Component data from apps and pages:
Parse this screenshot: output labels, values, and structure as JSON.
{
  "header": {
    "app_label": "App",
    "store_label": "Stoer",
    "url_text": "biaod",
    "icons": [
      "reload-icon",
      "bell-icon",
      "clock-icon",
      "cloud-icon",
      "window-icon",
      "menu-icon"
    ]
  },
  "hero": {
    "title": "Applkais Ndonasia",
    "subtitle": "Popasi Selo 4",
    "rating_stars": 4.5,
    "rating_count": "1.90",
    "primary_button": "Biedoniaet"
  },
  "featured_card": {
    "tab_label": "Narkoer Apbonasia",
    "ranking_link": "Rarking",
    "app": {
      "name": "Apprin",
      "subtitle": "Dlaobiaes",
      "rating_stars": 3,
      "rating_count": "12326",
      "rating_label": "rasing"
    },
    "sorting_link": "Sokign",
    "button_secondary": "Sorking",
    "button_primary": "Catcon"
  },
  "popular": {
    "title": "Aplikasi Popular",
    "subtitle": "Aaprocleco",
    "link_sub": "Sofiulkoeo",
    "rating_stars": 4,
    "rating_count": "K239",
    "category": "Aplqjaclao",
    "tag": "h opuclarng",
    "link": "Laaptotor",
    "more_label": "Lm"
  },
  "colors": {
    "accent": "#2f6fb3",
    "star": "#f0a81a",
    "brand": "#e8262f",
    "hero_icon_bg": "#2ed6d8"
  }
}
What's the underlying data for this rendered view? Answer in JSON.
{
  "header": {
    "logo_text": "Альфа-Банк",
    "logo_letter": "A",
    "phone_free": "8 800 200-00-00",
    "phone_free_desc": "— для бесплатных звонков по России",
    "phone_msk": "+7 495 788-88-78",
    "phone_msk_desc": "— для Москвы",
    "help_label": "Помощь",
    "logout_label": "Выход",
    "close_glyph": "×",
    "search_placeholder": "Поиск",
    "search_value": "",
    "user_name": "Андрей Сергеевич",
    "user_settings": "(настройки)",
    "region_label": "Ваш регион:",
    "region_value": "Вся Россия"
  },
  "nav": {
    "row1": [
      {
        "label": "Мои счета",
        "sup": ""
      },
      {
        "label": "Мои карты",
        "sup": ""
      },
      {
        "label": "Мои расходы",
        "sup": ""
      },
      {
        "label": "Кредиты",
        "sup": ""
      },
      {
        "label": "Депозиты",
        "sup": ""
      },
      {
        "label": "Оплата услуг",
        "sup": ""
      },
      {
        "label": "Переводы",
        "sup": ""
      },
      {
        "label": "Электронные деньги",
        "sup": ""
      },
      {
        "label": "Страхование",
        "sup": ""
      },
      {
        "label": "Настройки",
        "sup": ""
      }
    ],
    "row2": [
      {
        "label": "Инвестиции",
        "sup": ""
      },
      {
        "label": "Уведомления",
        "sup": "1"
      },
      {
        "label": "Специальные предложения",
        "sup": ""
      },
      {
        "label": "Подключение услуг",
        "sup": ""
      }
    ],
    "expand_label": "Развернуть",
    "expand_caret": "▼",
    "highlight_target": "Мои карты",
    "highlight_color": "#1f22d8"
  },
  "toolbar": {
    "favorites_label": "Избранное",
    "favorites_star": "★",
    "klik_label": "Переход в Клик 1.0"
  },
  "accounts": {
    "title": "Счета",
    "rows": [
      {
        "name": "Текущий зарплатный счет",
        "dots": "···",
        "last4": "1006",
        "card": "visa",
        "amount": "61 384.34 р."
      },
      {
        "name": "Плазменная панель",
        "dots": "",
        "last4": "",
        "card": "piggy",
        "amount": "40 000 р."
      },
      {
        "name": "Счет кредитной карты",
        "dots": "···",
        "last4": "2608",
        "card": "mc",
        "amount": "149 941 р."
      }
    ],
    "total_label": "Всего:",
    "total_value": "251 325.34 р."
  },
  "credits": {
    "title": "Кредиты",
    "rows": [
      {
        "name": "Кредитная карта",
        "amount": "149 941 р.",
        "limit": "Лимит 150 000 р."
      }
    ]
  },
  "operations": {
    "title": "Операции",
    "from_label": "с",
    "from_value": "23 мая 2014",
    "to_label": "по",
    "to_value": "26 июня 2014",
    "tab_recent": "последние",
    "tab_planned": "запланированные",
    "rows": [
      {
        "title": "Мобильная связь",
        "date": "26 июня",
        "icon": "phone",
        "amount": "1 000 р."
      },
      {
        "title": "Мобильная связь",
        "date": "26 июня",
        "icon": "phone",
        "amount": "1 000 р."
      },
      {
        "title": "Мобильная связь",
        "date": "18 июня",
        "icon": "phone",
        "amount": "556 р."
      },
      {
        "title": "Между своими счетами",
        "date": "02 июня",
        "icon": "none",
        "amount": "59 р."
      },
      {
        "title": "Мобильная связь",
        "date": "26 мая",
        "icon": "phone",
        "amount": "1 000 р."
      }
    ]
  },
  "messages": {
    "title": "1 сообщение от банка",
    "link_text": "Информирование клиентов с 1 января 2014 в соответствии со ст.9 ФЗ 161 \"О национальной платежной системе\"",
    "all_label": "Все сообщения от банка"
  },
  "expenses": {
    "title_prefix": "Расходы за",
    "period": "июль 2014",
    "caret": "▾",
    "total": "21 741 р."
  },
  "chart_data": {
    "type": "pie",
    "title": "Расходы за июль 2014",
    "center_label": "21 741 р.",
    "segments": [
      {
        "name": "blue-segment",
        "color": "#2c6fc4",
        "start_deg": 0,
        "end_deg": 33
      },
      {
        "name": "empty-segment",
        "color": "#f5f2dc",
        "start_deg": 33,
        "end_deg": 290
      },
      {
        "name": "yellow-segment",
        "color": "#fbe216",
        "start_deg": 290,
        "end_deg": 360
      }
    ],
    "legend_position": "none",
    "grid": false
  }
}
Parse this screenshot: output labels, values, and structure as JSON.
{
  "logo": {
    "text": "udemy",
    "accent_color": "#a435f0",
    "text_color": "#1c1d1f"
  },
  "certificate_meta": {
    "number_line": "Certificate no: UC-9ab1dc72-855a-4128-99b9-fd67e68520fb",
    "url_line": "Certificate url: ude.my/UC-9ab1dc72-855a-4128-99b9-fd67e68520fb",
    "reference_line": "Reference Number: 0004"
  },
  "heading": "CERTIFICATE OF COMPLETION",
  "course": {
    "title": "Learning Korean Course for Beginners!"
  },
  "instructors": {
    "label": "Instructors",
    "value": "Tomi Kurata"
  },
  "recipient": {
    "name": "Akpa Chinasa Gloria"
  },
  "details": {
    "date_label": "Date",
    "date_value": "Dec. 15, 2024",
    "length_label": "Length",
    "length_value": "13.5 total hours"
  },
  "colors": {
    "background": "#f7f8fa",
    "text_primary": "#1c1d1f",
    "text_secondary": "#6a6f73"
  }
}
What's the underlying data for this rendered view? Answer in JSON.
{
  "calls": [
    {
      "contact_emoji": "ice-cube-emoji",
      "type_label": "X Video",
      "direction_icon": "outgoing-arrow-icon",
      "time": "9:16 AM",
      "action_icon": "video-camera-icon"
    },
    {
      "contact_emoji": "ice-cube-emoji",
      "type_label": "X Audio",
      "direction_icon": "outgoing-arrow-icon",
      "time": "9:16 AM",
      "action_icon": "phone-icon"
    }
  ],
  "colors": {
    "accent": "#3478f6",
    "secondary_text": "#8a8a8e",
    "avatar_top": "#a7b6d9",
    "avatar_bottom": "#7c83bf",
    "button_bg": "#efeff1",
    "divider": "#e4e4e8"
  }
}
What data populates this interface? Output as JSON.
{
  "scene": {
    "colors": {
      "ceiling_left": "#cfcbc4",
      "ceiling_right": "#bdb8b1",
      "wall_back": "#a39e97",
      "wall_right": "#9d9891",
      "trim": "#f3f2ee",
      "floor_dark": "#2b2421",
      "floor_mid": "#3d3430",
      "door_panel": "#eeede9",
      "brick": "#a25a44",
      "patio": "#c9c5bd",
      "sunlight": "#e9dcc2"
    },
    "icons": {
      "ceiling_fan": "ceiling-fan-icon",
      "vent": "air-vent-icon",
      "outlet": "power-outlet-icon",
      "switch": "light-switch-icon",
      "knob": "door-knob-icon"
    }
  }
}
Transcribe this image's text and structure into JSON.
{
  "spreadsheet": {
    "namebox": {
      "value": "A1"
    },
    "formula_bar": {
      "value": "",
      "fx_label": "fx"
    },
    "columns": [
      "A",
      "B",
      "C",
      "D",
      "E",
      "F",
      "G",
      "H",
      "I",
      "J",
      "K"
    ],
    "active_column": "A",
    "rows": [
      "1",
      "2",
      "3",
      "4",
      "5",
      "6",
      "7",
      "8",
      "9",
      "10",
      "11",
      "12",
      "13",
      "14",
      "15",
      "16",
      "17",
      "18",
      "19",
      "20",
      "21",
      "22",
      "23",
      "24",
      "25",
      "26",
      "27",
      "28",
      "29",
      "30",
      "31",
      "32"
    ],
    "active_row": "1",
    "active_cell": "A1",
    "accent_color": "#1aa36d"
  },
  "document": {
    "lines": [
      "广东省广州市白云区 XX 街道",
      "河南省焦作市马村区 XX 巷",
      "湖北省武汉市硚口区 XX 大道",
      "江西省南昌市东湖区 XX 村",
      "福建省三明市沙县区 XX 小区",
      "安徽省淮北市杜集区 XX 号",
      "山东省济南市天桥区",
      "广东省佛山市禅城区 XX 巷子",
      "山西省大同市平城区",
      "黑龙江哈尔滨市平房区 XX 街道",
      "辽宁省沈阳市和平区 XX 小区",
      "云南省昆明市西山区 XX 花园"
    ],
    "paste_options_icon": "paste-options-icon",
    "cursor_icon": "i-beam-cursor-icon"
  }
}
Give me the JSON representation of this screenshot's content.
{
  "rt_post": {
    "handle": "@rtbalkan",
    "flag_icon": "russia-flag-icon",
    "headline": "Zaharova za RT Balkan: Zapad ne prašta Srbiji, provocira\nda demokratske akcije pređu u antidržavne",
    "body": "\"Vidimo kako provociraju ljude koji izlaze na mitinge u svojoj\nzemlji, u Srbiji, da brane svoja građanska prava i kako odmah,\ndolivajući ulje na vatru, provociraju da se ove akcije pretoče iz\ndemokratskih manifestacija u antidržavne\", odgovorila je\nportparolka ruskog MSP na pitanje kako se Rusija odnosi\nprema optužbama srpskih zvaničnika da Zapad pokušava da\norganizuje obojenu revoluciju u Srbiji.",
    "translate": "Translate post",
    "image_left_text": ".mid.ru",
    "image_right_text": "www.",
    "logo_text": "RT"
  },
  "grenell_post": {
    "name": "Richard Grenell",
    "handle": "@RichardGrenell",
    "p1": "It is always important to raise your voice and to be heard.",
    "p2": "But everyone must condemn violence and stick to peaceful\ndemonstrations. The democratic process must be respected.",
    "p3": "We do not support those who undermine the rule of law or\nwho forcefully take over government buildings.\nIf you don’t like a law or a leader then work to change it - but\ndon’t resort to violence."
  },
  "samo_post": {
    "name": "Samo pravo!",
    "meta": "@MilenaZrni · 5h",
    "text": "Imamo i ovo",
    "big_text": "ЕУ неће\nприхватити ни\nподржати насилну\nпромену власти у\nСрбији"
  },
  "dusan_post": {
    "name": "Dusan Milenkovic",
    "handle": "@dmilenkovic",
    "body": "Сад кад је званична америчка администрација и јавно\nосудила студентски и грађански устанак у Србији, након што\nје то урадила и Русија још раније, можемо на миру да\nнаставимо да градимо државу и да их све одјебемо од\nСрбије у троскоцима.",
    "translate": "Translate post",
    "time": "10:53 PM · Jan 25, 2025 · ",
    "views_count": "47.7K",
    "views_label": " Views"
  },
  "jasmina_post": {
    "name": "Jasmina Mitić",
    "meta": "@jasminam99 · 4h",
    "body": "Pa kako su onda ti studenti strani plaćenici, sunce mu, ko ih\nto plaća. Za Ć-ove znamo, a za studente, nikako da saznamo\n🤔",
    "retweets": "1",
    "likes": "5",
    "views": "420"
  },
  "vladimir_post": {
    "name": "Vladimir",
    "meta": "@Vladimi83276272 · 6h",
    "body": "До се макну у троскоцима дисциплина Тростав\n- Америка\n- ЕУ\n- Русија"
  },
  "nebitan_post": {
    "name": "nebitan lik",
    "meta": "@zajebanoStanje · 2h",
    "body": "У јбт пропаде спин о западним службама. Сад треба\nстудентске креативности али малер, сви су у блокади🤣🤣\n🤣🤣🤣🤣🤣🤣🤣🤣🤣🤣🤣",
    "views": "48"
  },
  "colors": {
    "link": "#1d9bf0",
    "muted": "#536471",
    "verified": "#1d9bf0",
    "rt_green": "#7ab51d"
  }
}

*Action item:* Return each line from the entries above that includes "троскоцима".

*Expected answer:*
    "body": "Сад кад је званична америчка администрација и јавно\nосудила студентски и грађански устанак у Србији, након што\nје то урадила и Русија још раније, можемо на миру да\nнаставимо да градимо државу и да их све одјебемо од\nСрбије у троскоцима.",
    "body": "До се макну у троскоцима дисциплина Тростав\n- Америка\n- ЕУ\n- Русија"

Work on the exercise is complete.